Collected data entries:
○ ○ ○ ○ ○ ○ ○

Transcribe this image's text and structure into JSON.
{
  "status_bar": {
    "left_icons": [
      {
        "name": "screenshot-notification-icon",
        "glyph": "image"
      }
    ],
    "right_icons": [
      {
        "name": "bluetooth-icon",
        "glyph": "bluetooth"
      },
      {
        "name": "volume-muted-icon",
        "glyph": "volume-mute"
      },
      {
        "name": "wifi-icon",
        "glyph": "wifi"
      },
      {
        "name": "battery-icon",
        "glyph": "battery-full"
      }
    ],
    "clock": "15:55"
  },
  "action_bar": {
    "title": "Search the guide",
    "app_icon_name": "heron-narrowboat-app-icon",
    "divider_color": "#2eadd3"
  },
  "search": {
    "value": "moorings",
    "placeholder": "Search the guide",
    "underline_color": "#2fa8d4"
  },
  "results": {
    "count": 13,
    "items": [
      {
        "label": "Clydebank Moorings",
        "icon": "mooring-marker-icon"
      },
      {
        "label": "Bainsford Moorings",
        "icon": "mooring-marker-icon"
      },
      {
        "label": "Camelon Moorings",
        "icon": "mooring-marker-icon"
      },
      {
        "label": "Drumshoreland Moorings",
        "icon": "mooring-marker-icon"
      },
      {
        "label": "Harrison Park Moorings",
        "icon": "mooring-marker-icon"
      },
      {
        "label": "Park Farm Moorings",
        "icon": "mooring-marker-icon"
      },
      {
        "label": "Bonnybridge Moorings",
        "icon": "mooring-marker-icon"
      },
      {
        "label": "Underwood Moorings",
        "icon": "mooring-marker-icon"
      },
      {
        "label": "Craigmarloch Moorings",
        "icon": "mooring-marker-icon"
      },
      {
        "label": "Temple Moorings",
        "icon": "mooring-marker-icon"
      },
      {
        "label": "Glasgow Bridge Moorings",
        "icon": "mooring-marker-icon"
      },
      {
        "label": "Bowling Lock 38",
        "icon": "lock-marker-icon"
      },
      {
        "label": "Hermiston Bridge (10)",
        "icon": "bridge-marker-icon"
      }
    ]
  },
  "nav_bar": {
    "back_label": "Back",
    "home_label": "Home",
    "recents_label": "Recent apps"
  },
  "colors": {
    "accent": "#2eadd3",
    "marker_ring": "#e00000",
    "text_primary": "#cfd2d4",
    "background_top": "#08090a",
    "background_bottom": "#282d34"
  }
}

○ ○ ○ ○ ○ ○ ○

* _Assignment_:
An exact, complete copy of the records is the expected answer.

* _Task solution_:
Transcribe this image's text and structure into JSON.
{
  "status_bar": {
    "left_icons": [
      {
        "name": "screenshot-notification-icon",
        "glyph": "image"
      }
    ],
    "right_icons": [
      {
        "name": "bluetooth-icon",
        "glyph": "bluetooth"
      },
      {
        "name": "volume-muted-icon",
        "glyph": "volume-mute"
      },
      {
        "name": "wifi-icon",
        "glyph": "wifi"
      },
      {
        "name": "battery-icon",
        "glyph": "battery-full"
      }
    ],
    "clock": "15:55"
  },
  "action_bar": {
    "title": "Search the guide",
    "app_icon_name": "heron-narrowboat-app-icon",
    "divider_color": "#2eadd3"
  },
  "search": {
    "value": "moorings",
    "placeholder": "Search the guide",
    "underline_color": "#2fa8d4"
  },
  "results": {
    "count": 13,
    "items": [
      {
        "label": "Clydebank Moorings",
        "icon": "mooring-marker-icon"
      },
      {
        "label": "Bainsford Moorings",
        "icon": "mooring-marker-icon"
      },
      {
        "label": "Camelon Moorings",
        "icon": "mooring-marker-icon"
      },
      {
        "label": "Drumshoreland Moorings",
        "icon": "mooring-marker-icon"
      },
      {
        "label": "Harrison Park Moorings",
        "icon": "mooring-marker-icon"
      },
      {
        "label": "Park Farm Moorings",
        "icon": "mooring-marker-icon"
      },
      {
        "label": "Bonnybridge Moorings",
        "icon": "mooring-marker-icon"
      },
      {
        "label": "Underwood Moorings",
        "icon": "mooring-marker-icon"
      },
      {
        "label": "Craigmarloch Moorings",
        "icon": "mooring-marker-icon"
      },
      {
        "label": "Temple Moorings",
        "icon": "mooring-marker-icon"
      },
      {
        "label": "Glasgow Bridge Moorings",
        "icon": "mooring-marker-icon"
      },
      {
        "label": "Bowling Lock 38",
        "icon": "lock-marker-icon"
      },
      {
        "label": "Hermiston Bridge (10)",
        "icon": "bridge-marker-icon"
      }
    ]
  },
  "nav_bar": {
    "back_label": "Back",
    "home_label": "Home",
    "recents_label": "Recent apps"
  },
  "colors": {
    "accent": "#2eadd3",
    "marker_ring": "#e00000",
    "text_primary": "#cfd2d4",
    "background_top": "#08090a",
    "background_bottom": "#282d34"
  }
}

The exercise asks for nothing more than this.